All the while, Benny was battling with the taxing side effects of his treatment. However, his determination never seemed to waver. And soon enough, he began to regain the ability to talk and – with the aid of a stroller – walk.
“There is nothing easy about what Benny is going through,” mom Michelle told PEOPLE. “And yet he handles every challenge with a wonderful spirit, maturity and optimism. He’s a remarkable, intelligent and funny kid with an old soul.”
“Through it all, he’s stayed positive and touched many lives in spite of facing several setbacks,” Benny’s dad, Ed, added during the family’s conversation with PEOPLE. “It’s been difficult for him to lose his independence and rely on others to do things for him. But he’s making good progress, determined to make a comeback.”
Meanwhile, Benny’s inspirational attitude didn’t go unnoticed by those at St. Baldrick’s Foundation. In fact, the charity was so impressed with his fighting spirit that it chose to honor him. So in 2017, Benny was named as one of the charity’s five ambassadors.
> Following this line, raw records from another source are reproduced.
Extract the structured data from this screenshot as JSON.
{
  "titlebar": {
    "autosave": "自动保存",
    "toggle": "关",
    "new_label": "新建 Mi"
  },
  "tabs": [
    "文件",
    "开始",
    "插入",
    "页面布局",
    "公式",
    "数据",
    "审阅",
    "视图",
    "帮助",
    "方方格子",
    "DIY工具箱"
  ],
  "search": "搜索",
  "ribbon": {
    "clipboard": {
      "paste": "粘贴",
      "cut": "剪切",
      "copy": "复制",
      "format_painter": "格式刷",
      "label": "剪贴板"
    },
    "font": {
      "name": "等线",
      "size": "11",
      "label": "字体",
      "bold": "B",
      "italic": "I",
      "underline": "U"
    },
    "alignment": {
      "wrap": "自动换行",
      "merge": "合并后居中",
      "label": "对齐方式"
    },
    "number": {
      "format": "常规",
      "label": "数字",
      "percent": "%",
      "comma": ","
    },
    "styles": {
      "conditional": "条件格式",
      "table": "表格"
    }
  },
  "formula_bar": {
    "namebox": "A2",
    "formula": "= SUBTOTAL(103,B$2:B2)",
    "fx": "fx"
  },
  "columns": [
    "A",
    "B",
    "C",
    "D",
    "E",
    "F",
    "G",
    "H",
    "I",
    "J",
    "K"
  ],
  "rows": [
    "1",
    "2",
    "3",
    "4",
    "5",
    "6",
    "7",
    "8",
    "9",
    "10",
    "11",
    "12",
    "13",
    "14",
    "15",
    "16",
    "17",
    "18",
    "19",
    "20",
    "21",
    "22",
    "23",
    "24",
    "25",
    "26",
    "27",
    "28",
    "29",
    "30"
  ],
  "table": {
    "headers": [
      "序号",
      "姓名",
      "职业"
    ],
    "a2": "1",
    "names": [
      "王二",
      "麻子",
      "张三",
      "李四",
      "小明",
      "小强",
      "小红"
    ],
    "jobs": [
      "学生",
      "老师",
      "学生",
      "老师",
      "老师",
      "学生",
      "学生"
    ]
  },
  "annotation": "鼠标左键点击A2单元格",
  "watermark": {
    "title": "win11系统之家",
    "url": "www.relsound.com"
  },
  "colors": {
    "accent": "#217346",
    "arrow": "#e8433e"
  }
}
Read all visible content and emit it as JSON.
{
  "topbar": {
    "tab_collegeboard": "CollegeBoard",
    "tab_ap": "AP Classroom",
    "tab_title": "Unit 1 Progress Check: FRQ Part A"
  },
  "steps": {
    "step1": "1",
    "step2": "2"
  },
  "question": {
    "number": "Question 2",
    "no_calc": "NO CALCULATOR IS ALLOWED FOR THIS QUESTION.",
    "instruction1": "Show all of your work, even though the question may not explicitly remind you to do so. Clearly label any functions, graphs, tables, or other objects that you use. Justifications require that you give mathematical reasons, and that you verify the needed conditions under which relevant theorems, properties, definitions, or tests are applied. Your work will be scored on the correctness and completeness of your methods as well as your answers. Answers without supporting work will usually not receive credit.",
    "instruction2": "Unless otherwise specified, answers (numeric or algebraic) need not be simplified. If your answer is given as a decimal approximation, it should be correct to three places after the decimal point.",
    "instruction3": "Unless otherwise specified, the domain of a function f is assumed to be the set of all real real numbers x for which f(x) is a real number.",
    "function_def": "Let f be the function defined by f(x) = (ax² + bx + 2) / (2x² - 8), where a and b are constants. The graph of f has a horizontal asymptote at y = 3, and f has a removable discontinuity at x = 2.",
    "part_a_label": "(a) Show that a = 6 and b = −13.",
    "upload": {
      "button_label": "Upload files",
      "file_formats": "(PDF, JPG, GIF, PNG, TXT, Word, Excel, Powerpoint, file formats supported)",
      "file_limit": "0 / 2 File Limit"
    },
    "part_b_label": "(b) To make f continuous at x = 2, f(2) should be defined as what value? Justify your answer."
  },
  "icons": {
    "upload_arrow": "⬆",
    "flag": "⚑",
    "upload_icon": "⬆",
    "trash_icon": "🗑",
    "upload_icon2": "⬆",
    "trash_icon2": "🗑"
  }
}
As such, he became a representative for other kids suffering from childhood cancers. “Ambassadors represent the thousands whose lives have been touched by childhood cancer,” a charity spokesperson explained in a YouTube video in February 2017. “As an ambassador, Benny’s story will be featured by St. Baldrick’s on its website, in the calendar [and] on social media.”
For now, Benny is being tutored at home until he can walk once again. He hopes he’ll soon be fighting fit and able to enjoy video-game battles with his brother Christian. His doctors, meanwhile, are optimistic about his future. “We’re hopeful that with rehabilitation, he’ll continue to get stronger,” Dr. Larissa Pavone told PEOPLE.
And when he does, Benny has vowed to throw himself into fundraising once more. In fact, once his hair returns after chemo, he might even cut it off again. “If it helps someone, sure I’d have my head shaved again,” he told PEOPLE. “Losing your hair to help find a cure is worth it. I really like giving back.”